Write out the records below word for word, please.

### INPUT DATA

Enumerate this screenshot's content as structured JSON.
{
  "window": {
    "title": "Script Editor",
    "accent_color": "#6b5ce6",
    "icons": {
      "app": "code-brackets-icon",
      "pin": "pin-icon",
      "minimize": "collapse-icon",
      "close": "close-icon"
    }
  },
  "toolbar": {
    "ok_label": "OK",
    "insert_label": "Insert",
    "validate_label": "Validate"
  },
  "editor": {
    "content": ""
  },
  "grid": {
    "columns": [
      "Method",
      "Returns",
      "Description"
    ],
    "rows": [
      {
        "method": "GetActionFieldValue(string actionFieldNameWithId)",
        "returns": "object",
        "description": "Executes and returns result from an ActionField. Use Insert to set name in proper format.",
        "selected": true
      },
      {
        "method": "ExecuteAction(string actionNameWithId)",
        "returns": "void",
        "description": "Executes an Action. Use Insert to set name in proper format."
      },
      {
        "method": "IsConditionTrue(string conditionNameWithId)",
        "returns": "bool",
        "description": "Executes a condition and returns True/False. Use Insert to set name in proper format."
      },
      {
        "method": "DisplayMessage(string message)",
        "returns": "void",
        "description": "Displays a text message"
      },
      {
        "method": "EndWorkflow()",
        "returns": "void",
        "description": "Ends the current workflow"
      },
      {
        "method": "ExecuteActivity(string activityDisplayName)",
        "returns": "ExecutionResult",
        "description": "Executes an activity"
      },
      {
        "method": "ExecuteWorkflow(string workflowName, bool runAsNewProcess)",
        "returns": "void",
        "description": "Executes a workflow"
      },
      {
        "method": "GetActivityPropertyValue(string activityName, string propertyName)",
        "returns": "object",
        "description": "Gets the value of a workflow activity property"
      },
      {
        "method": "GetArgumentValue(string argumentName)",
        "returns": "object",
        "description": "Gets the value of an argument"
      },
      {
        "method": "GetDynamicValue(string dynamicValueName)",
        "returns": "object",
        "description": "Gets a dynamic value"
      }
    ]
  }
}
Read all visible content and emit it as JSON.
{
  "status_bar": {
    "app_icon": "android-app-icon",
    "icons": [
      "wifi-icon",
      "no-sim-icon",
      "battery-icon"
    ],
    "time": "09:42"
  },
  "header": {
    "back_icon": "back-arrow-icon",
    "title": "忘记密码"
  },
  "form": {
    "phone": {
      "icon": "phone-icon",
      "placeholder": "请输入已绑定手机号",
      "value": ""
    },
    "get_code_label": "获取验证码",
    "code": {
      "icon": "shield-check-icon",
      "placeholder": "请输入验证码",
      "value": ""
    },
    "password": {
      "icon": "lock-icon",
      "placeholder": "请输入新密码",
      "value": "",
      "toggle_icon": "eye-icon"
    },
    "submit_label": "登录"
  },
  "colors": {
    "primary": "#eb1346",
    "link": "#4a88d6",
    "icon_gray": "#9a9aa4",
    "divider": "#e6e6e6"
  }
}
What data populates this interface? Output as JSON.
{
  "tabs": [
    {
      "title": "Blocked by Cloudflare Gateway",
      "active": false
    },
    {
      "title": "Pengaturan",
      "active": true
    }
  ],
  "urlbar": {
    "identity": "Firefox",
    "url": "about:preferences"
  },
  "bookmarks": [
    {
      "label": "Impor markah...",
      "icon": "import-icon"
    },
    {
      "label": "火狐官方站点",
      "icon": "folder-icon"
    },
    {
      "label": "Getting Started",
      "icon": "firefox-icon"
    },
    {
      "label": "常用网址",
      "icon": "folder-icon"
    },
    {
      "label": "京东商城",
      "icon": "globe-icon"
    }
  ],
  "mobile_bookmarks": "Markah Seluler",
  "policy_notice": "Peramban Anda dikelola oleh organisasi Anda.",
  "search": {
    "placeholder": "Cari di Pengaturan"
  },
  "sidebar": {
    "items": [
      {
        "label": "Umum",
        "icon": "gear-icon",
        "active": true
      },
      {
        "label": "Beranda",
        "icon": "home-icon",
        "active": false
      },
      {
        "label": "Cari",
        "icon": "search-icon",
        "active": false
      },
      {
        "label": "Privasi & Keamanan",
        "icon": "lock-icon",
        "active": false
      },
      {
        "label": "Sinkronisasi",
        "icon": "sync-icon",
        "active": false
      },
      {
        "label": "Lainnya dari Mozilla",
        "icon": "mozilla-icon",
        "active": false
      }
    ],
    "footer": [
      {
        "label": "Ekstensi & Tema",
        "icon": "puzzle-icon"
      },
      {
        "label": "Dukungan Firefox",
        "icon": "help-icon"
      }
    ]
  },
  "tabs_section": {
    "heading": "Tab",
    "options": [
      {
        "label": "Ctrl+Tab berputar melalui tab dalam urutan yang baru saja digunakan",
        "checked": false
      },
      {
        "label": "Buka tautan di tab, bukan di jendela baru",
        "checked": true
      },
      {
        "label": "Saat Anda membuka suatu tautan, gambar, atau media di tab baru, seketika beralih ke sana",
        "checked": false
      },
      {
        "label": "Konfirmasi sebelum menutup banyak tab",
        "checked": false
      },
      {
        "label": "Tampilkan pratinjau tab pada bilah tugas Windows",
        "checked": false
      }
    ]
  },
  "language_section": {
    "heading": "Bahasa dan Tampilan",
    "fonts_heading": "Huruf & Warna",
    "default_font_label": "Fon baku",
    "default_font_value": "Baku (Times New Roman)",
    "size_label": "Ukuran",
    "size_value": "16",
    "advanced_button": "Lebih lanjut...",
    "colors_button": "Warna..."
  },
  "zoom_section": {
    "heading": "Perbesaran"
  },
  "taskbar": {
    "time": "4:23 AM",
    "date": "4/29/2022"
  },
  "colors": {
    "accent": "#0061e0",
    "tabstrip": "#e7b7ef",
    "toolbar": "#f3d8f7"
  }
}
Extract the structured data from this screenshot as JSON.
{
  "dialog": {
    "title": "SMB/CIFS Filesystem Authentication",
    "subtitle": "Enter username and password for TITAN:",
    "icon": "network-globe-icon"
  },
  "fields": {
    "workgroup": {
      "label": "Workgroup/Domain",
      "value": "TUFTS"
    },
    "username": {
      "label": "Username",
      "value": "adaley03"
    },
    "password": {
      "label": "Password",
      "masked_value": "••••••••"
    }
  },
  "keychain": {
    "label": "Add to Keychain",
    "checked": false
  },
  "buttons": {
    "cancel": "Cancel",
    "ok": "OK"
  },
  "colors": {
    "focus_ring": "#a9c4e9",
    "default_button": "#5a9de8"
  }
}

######

| SOLUTION FOR THIS EXERCISE |
Enumerate this screenshot's content as structured JSON.
{
  "window": {
    "title": "Script Editor",
    "accent_color": "#6b5ce6",
    "icons": {
      "app": "code-brackets-icon",
      "pin": "pin-icon",
      "minimize": "collapse-icon",
      "close": "close-icon"
    }
  },
  "toolbar": {
    "ok_label": "OK",
    "insert_label": "Insert",
    "validate_label": "Validate"
  },
  "editor": {
    "content": ""
  },
  "grid": {
    "columns": [
      "Method",
      "Returns",
      "Description"
    ],
    "rows": [
      {
        "method": "GetActionFieldValue(string actionFieldNameWithId)",
        "returns": "object",
        "description": "Executes and returns result from an ActionField. Use Insert to set name in proper format.",
        "selected": true
      },
      {
        "method": "ExecuteAction(string actionNameWithId)",
        "returns": "void",
        "description": "Executes an Action. Use Insert to set name in proper format."
      },
      {
        "method": "IsConditionTrue(string conditionNameWithId)",
        "returns": "bool",
        "description": "Executes a condition and returns True/False. Use Insert to set name in proper format."
      },
      {
        "method": "DisplayMessage(string message)",
        "returns": "void",
        "description": "Displays a text message"
      },
      {
        "method": "EndWorkflow()",
        "returns": "void",
        "description": "Ends the current workflow"
      },
      {
        "method": "ExecuteActivity(string activityDisplayName)",
        "returns": "ExecutionResult",
        "description": "Executes an activity"
      },
      {
        "method": "ExecuteWorkflow(string workflowName, bool runAsNewProcess)",
        "returns": "void",
        "description": "Executes a workflow"
      },
      {
        "method": "GetActivityPropertyValue(string activityName, string propertyName)",
        "returns": "object",
        "description": "Gets the value of a workflow activity property"
      },
      {
        "method": "GetArgumentValue(string argumentName)",
        "returns": "object",
        "description": "Gets the value of an argument"
      },
      {
        "method": "GetDynamicValue(string dynamicValueName)",
        "returns": "object",
        "description": "Gets a dynamic value"
      }
    ]
  }
}
Read all visible content and emit it as JSON.
{
  "status_bar": {
    "app_icon": "android-app-icon",
    "icons": [
      "wifi-icon",
      "no-sim-icon",
      "battery-icon"
    ],
    "time": "09:42"
  },
  "header": {
    "back_icon": "back-arrow-icon",
    "title": "忘记密码"
  },
  "form": {
    "phone": {
      "icon": "phone-icon",
      "placeholder": "请输入已绑定手机号",
      "value": ""
    },
    "get_code_label": "获取验证码",
    "code": {
      "icon": "shield-check-icon",
      "placeholder": "请输入验证码",
      "value": ""
    },
    "password": {
      "icon": "lock-icon",
      "placeholder": "请输入新密码",
      "value": "",
      "toggle_icon": "eye-icon"
    },
    "submit_label": "登录"
  },
  "colors": {
    "primary": "#eb1346",
    "link": "#4a88d6",
    "icon_gray": "#9a9aa4",
    "divider": "#e6e6e6"
  }
}
What data populates this interface? Output as JSON.
{
  "tabs": [
    {
      "title": "Blocked by Cloudflare Gateway",
      "active": false
    },
    {
      "title": "Pengaturan",
      "active": true
    }
  ],
  "urlbar": {
    "identity": "Firefox",
    "url": "about:preferences"
  },
  "bookmarks": [
    {
      "label": "Impor markah...",
      "icon": "import-icon"
    },
    {
      "label": "火狐官方站点",
      "icon": "folder-icon"
    },
    {
      "label": "Getting Started",
      "icon": "firefox-icon"
    },
    {
      "label": "常用网址",
      "icon": "folder-icon"
    },
    {
      "label": "京东商城",
      "icon": "globe-icon"
    }
  ],
  "mobile_bookmarks": "Markah Seluler",
  "policy_notice": "Peramban Anda dikelola oleh organisasi Anda.",
  "search": {
    "placeholder": "Cari di Pengaturan"
  },
  "sidebar": {
    "items": [
      {
        "label": "Umum",
        "icon": "gear-icon",
        "active": true
      },
      {
        "label": "Beranda",
        "icon": "home-icon",
        "active": false
      },
      {
        "label": "Cari",
        "icon": "search-icon",
        "active": false
      },
      {
        "label": "Privasi & Keamanan",
        "icon": "lock-icon",
        "active": false
      },
      {
        "label": "Sinkronisasi",
        "icon": "sync-icon",
        "active": false
      },
      {
        "label": "Lainnya dari Mozilla",
        "icon": "mozilla-icon",
        "active": false
      }
    ],
    "footer": [
      {
        "label": "Ekstensi & Tema",
        "icon": "puzzle-icon"
      },
      {
        "label": "Dukungan Firefox",
        "icon": "help-icon"
      }
    ]
  },
  "tabs_section": {
    "heading": "Tab",
    "options": [
      {
        "label": "Ctrl+Tab berputar melalui tab dalam urutan yang baru saja digunakan",
        "checked": false
      },
      {
        "label": "Buka tautan di tab, bukan di jendela baru",
        "checked": true
      },
      {
        "label": "Saat Anda membuka suatu tautan, gambar, atau media di tab baru, seketika beralih ke sana",
        "checked": false
      },
      {
        "label": "Konfirmasi sebelum menutup banyak tab",
        "checked": false
      },
      {
        "label": "Tampilkan pratinjau tab pada bilah tugas Windows",
        "checked": false
      }
    ]
  },
  "language_section": {
    "heading": "Bahasa dan Tampilan",
    "fonts_heading": "Huruf & Warna",
    "default_font_label": "Fon baku",
    "default_font_value": "Baku (Times New Roman)",
    "size_label": "Ukuran",
    "size_value": "16",
    "advanced_button": "Lebih lanjut...",
    "colors_button": "Warna..."
  },
  "zoom_section": {
    "heading": "Perbesaran"
  },
  "taskbar": {
    "time": "4:23 AM",
    "date": "4/29/2022"
  },
  "colors": {
    "accent": "#0061e0",
    "tabstrip": "#e7b7ef",
    "toolbar": "#f3d8f7"
  }
}
Extract the structured data from this screenshot as JSON.
{
  "dialog": {
    "title": "SMB/CIFS Filesystem Authentication",
    "subtitle": "Enter username and password for TITAN:",
    "icon": "network-globe-icon"
  },
  "fields": {
    "workgroup": {
      "label": "Workgroup/Domain",
      "value": "TUFTS"
    },
    "username": {
      "label": "Username",
      "value": "adaley03"
    },
    "password": {
      "label": "Password",
      "masked_value": "••••••••"
    }
  },
  "keychain": {
    "label": "Add to Keychain",
    "checked": false
  },
  "buttons": {
    "cancel": "Cancel",
    "ok": "OK"
  },
  "colors": {
    "focus_ring": "#a9c4e9",
    "default_button": "#5a9de8"
  }
}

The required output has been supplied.